Dataset excerpts:
= = = = =

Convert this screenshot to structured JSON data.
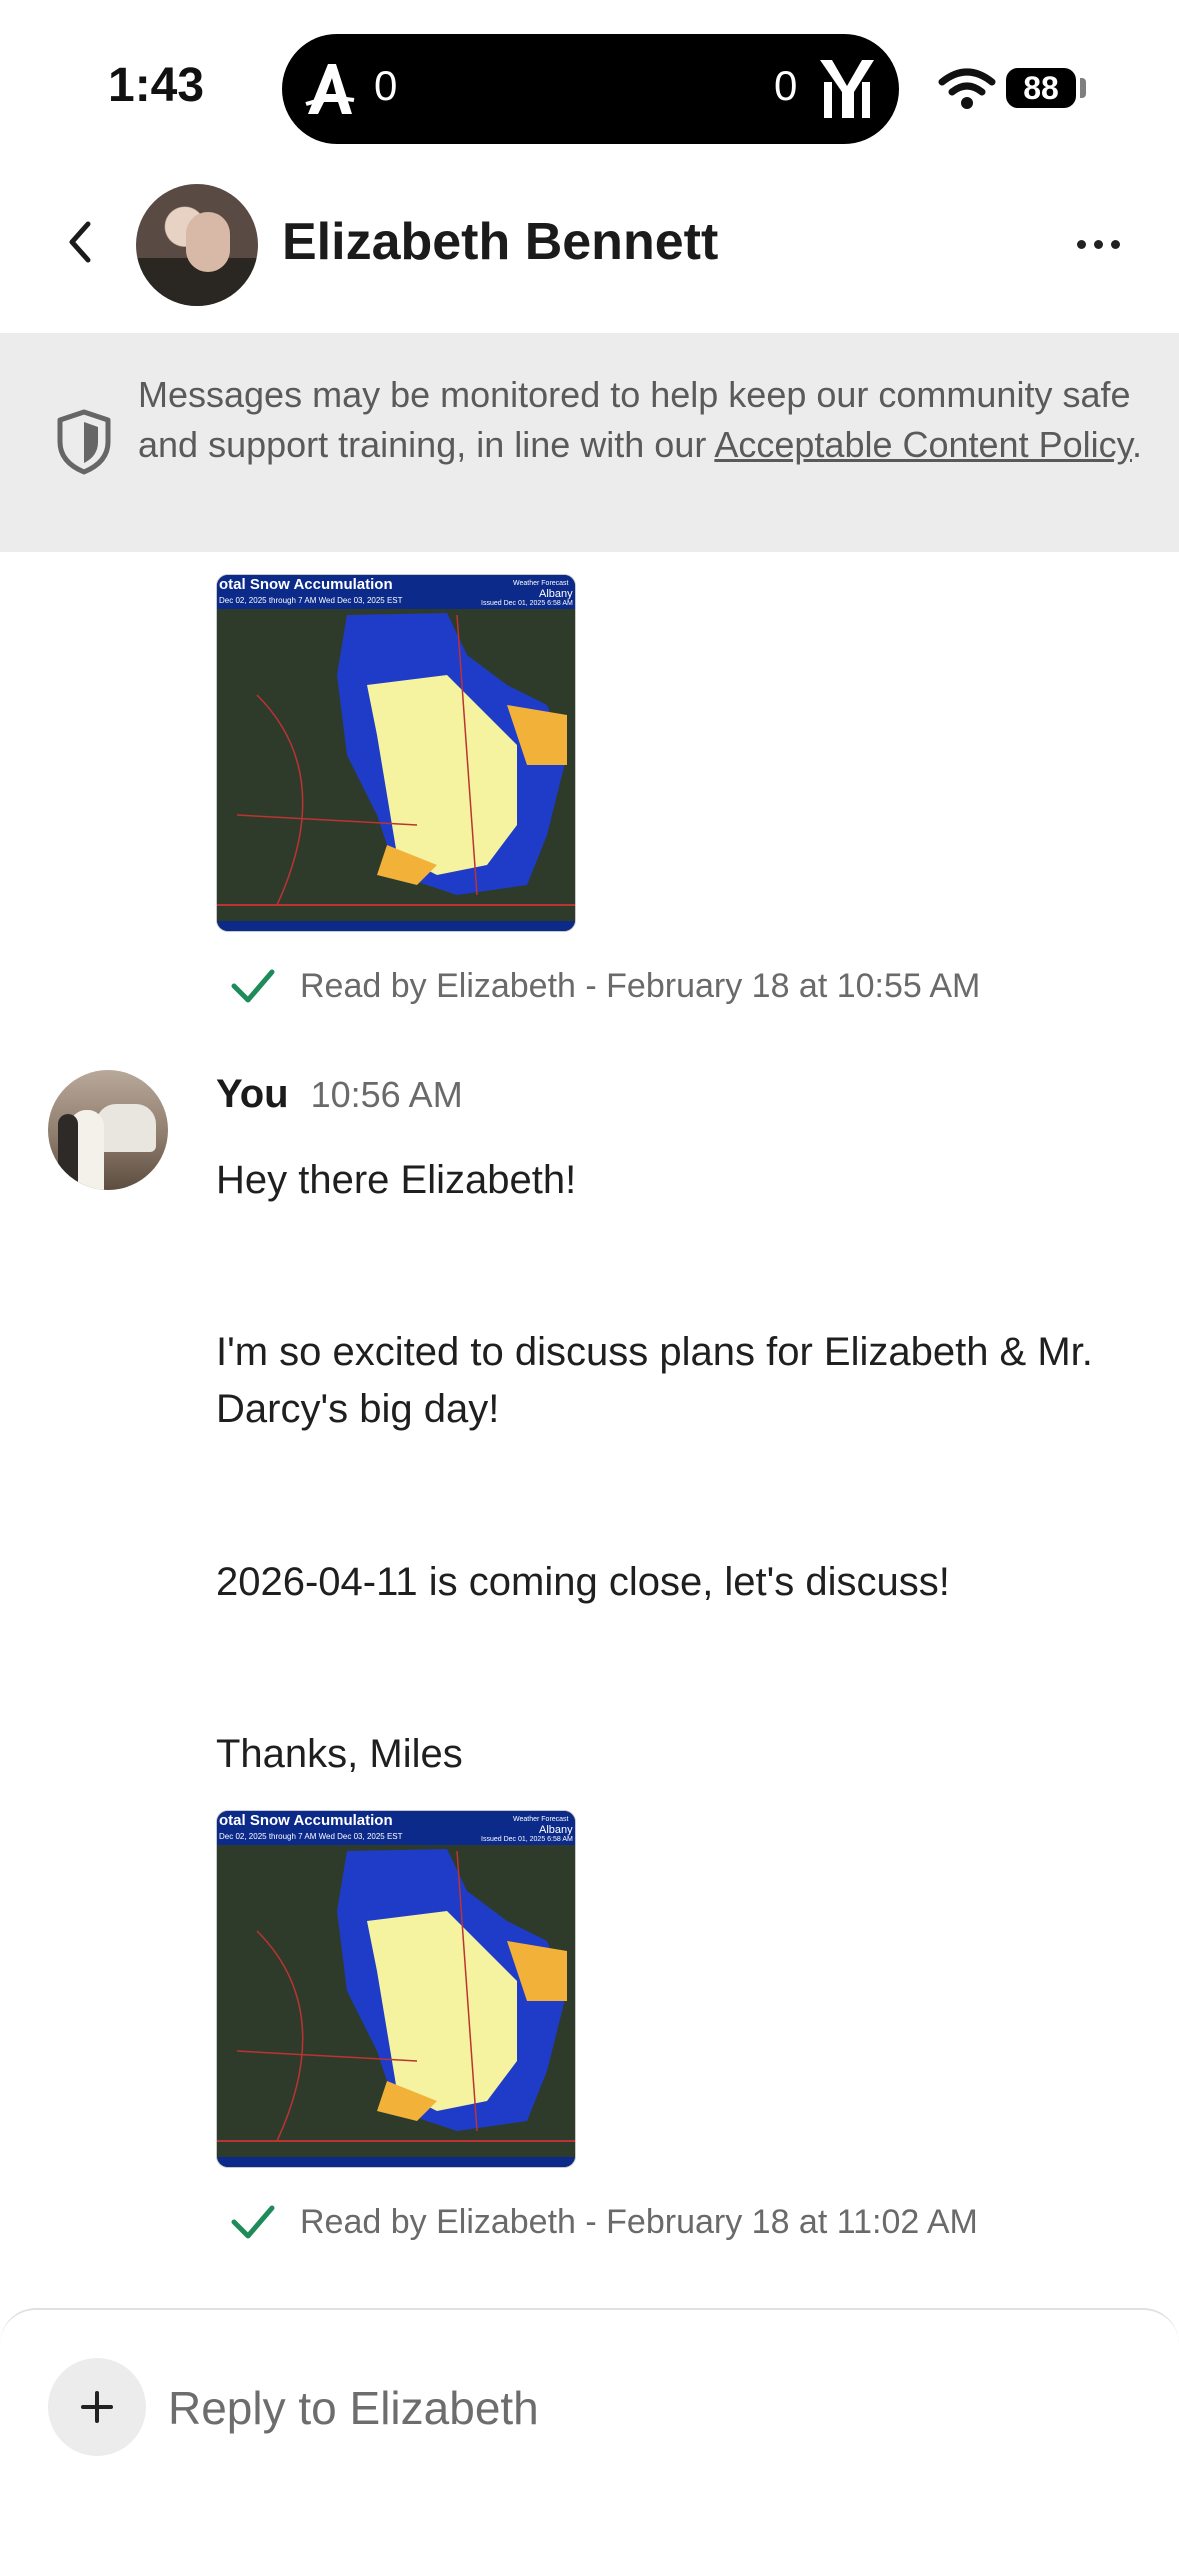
{
  "status_bar": {
    "time": "1:43",
    "left_score": "0",
    "right_score": "0",
    "battery": "88"
  },
  "header": {
    "contact_name": "Elizabeth Bennett",
    "back_icon": "chevron-left-icon",
    "more_icon": "ellipsis-icon"
  },
  "notice": {
    "text_before": "Messages may be monitored to help keep our community safe and support training, in line with our ",
    "link_text": "Acceptable Content Policy",
    "text_after": "."
  },
  "messages": {
    "first_attachment_receipt": "Read by Elizabeth - February 18 at 10:55 AM",
    "sender": "You",
    "time": "10:56 AM",
    "lines": [
      "Hey there Elizabeth!",
      "I'm so excited to discuss plans for Elizabeth & Mr. Darcy's big day!",
      "2026-04-11 is coming close, let's discuss!",
      "Thanks, Miles"
    ],
    "second_attachment_receipt": "Read by Elizabeth - February 18 at 11:02 AM"
  },
  "map_image": {
    "title": "otal Snow Accumulation",
    "subtitle": "Dec 02, 2025 through 7 AM Wed Dec 03, 2025 EST",
    "agency": "Weather Forecast",
    "office": "Albany",
    "issued": "Issued Dec 01, 2025 6:58 AM"
  },
  "composer": {
    "placeholder": "Reply to Elizabeth"
  },
  "colors": {
    "accent_check": "#1f8a5a",
    "notice_bg": "#ececec"
  }
}
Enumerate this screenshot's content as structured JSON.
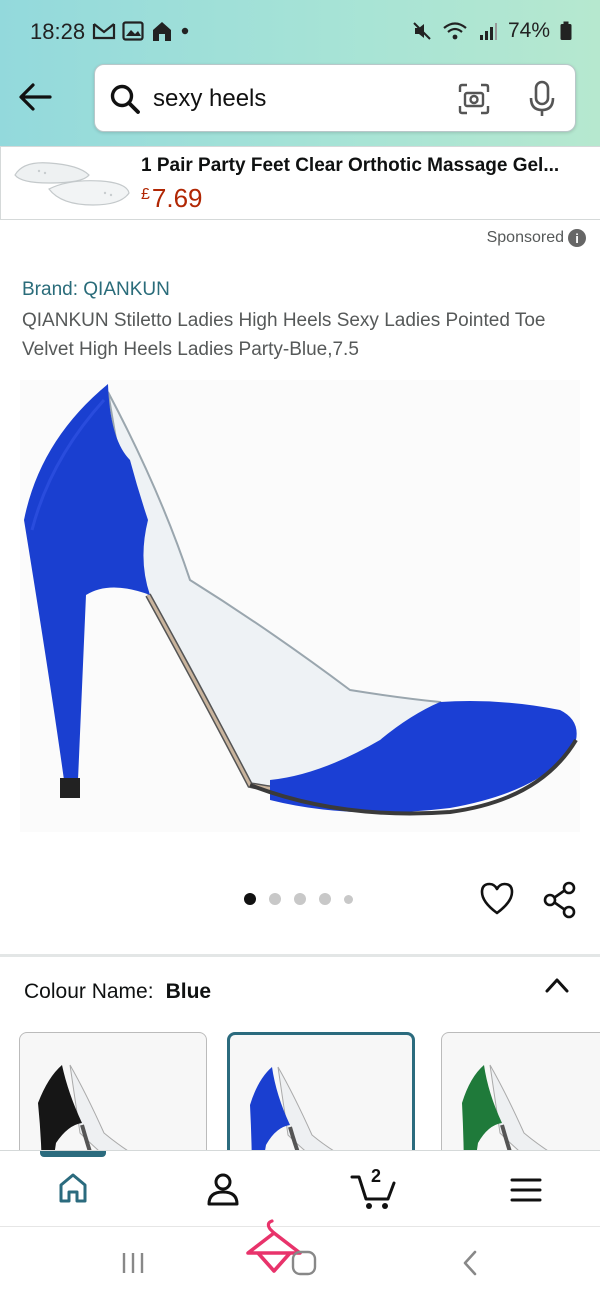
{
  "status_bar": {
    "time": "18:28",
    "battery": "74%"
  },
  "search": {
    "query": "sexy heels"
  },
  "sponsored_product": {
    "title": "1 Pair Party Feet Clear Orthotic Massage Gel...",
    "currency": "£",
    "price": "7.69",
    "label": "Sponsored",
    "info_glyph": "i"
  },
  "product": {
    "brand": "Brand: QIANKUN",
    "title": "QIANKUN Stiletto Ladies High Heels Sexy Ladies Pointed Toe Velvet High Heels Ladies Party-Blue,7.5",
    "image_count": 5,
    "active_image": 1
  },
  "colour": {
    "label": "Colour Name:",
    "value": "Blue",
    "swatches": [
      "black",
      "blue",
      "green"
    ],
    "selected": "blue"
  },
  "bottom_nav": {
    "items": [
      "home",
      "account",
      "cart",
      "menu"
    ],
    "cart_count": "2",
    "active": "home"
  },
  "colors": {
    "accent": "#2b6b7e",
    "price": "#b12704",
    "link": "#2a6c7a",
    "shoe_blue": "#1a3fd0"
  }
}
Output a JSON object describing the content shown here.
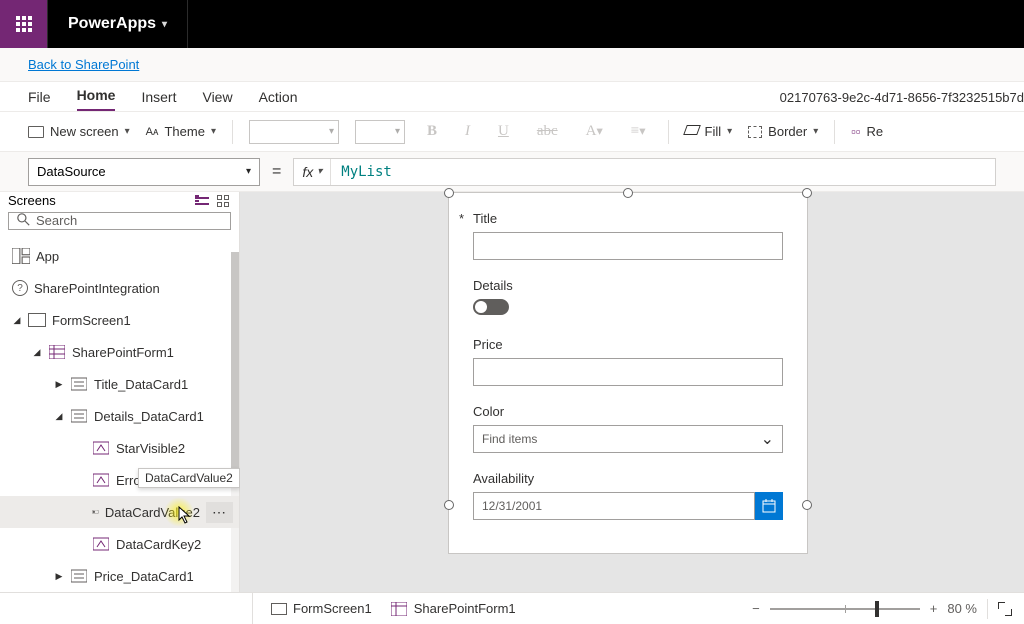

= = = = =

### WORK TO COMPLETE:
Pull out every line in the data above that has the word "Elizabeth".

### EXERCISE OUTPUT:
    "contact_name": "Elizabeth Bennett",
    "first_attachment_receipt": "Read by Elizabeth - February 18 at 10:55 AM",
      "Hey there Elizabeth!",
      "I'm so excited to discuss plans for Elizabeth & Mr. Darcy's big day!",
    "second_attachment_receipt": "Read by Elizabeth - February 18 at 11:02 AM"
    "placeholder": "Reply to Elizabeth"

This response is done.